New Brunswick

Province will hire experts to review forestry market for fight against U.S. duties

The New Brunswick government will hire an expert firm to review the province's forestry market as part of its fight against softwood anti-dumping duties announced by the U.S. Commerce Department earlier this month.

Government maintains duties against New Brunswick wood are 'unfair trade action'

Roger Melanson, the minister responsible for trade policy, and Energy and Resource Development Minister Rick Doucet announced softwood lumber measures Thursday at the Hugh John Flemming Forestry Complex in Fredericton. (CBC)
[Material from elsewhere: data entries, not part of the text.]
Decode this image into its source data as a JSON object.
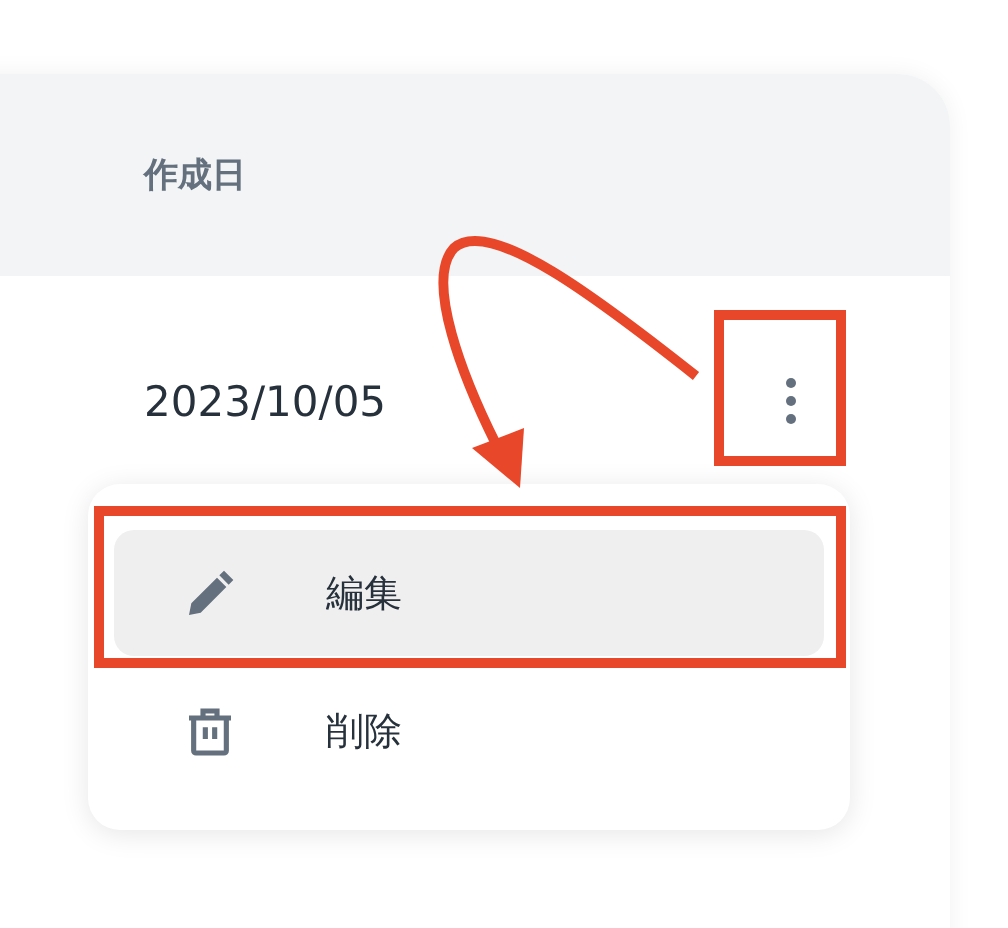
{
  "table": {
    "columns": [
      "作成日"
    ],
    "rows": [
      {
        "created": "2023/10/05"
      }
    ]
  },
  "menu": {
    "items": [
      {
        "kind": "edit",
        "label": "編集",
        "highlighted": true
      },
      {
        "kind": "delete",
        "label": "削除",
        "highlighted": false
      }
    ]
  }
}
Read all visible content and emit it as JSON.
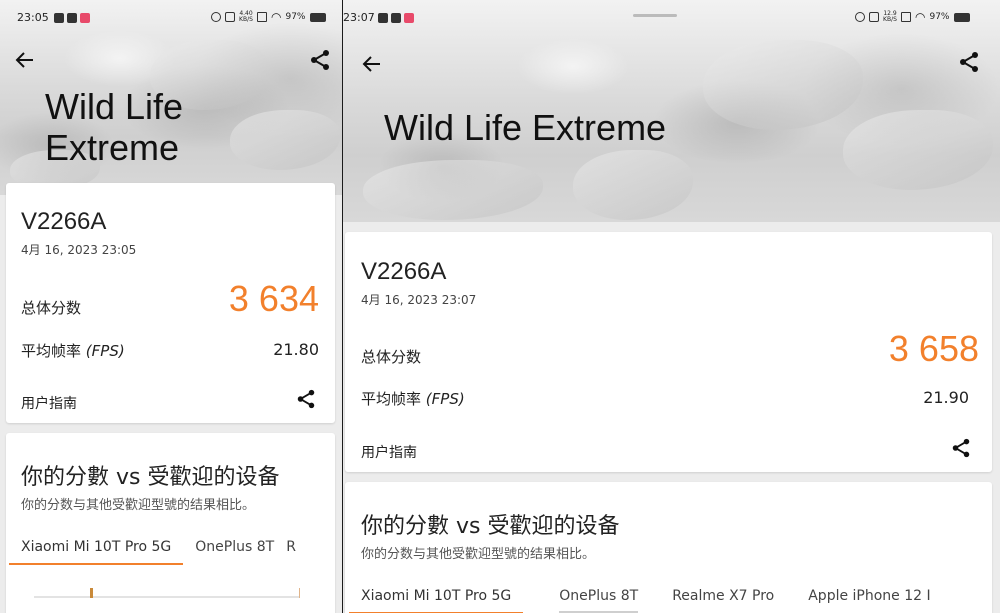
{
  "left": {
    "status": {
      "time": "23:05",
      "speed": "4.40 KB/S",
      "battery": "97%"
    },
    "hero_title": "Wild Life Extreme",
    "result": {
      "device": "V2266A",
      "date": "4月 16, 2023 23:05",
      "score_label": "总体分数",
      "score": "3 634",
      "fps_label": "平均帧率",
      "fps_unit": "(FPS)",
      "fps": "21.80",
      "guide": "用户指南"
    },
    "compare": {
      "title": "你的分數 vs 受歡迎的设备",
      "subtitle": "你的分数与其他受歡迎型號的结果相比。",
      "tabs": [
        "Xiaomi Mi 10T Pro 5G",
        "OnePlus 8T",
        "R"
      ]
    }
  },
  "right": {
    "status": {
      "time": "23:07",
      "speed": "12.9 KB/S",
      "battery": "97%"
    },
    "hero_title": "Wild Life Extreme",
    "result": {
      "device": "V2266A",
      "date": "4月 16, 2023 23:07",
      "score_label": "总体分数",
      "score": "3 658",
      "fps_label": "平均帧率",
      "fps_unit": "(FPS)",
      "fps": "21.90",
      "guide": "用户指南"
    },
    "compare": {
      "title": "你的分數 vs 受歡迎的设备",
      "subtitle": "你的分数与其他受歡迎型號的结果相比。",
      "tabs": [
        "Xiaomi Mi 10T Pro 5G",
        "OnePlus 8T",
        "Realme X7 Pro",
        "Apple iPhone 12 I"
      ]
    }
  },
  "colors": {
    "accent": "#f2802c",
    "card": "#ffffff",
    "text": "#222222"
  },
  "icons": [
    "back-arrow-icon",
    "share-icon",
    "wifi-icon",
    "battery-icon",
    "alarm-icon",
    "vibrate-icon"
  ]
}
The New Brunswick government will hire an expert firm to review the province's forestry market as part of its ongoing fight against softwood anti-dumping duties announced by the U.S. Commerce Department earlier this month.

The province maintains the U.S. duties are "unfair trade actions" against the New Brunswick softwood lumber industry and Thursday announced the steps it's taking to protect the "very valued" industry that employs thousands.

The other measures include:

  • Working to improve and develop strategic corridors to improve transportation efficiency for industries, including the forest industry.
  • Working to enhance innovation in the forestry industry through increased research, expanding opportunities such as biomass and biofuels, and by promoting the markets that exist for value-added wood products from New Brunswick.
  • Working to protect the forest sector by increasing efforts to monitor and combat the threat of the spruce budworm through continued partnerships with industry and the federal government.

The measures, developed in consultation with stakeholders, are designed to "manage the unfair pressure on the industry while working towards a positive resolution," said Energy and Resource Development Minister Rick Doucet.

​"We stand by our New Brunswick lumber producers and the local communities who rely on this important sector," Doucet said during a news conference held at the Hugh John Flemming Forestry Complex in Fredericton.

Doucet had few details about the expert review to be done, including the firm that will do it, its expertise, how it will be chosen and when, what it will cost and when it will finish.

Government officials said only that the experts will be "the best."

New Brunswick producers got hit with a duty of nearly 21 per cent in Washington's final determination, although J.D. Irving Ltd. fared better with a 10 per cent duty.

A low Canadian dollar and strong demand for lumber in the U.S. has kept the industry moving with no layoffs so far, according to Mike Legere, the executive director of Forest NB.

"To date, conditions are good, commodity prices are high," he said. "We've got very good housing starts in the U.S."

We are confident we will prevail through this litigation process.- Roger Melanson, treasury board president

But that could easily change, said Legere.

"The initiatives should certainly help our industry to get a little bit more confidence that we're going to be stable and supported moving forward," he said.

Jeff Carr, the Progressive Conservative critic, isn't convinced, after not yet seeing results from David Wilkins, hired by the province in May as a special envoy to Washington on trade and softwood lumber.

"I'm a little skeptical that this is anything new," he said.

"I'm still a little concerned that we've spent $40,000 a month for David Wilkins and seen zero results, basically."

Wilkins, the U.S. ambassador to Canada from 2005 to 2009, has been working to advance New Brunswick's interests in Washington, said Treasury Board President Roger Melanson, who is also the minister responsible for trade policy.

"History is on our side," Melanson, noting Canada fought four previous softwood lumber decisions through litigation and was successful. "We are confident we will prevail through this litigation process."

Report will be made public

"We wanted to make sure that the auditor general's office was informed and we're pursuing with this action," said Melanson. 

The auditor general released a report in 2015 criticizing the government's practices when it came to managing the balance between Crown timber and the supply from private woodlots.

That report was specifically cited by the U.S. Trade Commission that ultimately imposed the new tarriffs, and Melanson said all elements that were used by the commission to make its decision will be examined by the experts. 

The province's forestry sector contends the report was inaccurate and that U.S. authorities used it to claim the province is distorting or driving down private wood prices.

No terms of reference for the independent review have been determined yet and no timeline set, said Melanson. 

But the report will be made public once complete, he said.


  • A previous version of this story stated that Minister Roger Melanson made it clear the outside experts would review the auditor general's 2015 report that was critical of the province's forestry management practices. While the minister stated that all elements used by the U.S. Trade Commission to come to its decision will be examined, a government spokesman has since clarified that it will be up to the experts to decide whether that examination will include the auditor general's report.
    Dec 01, 2017 7:00 PM AT

With files from Connell Smith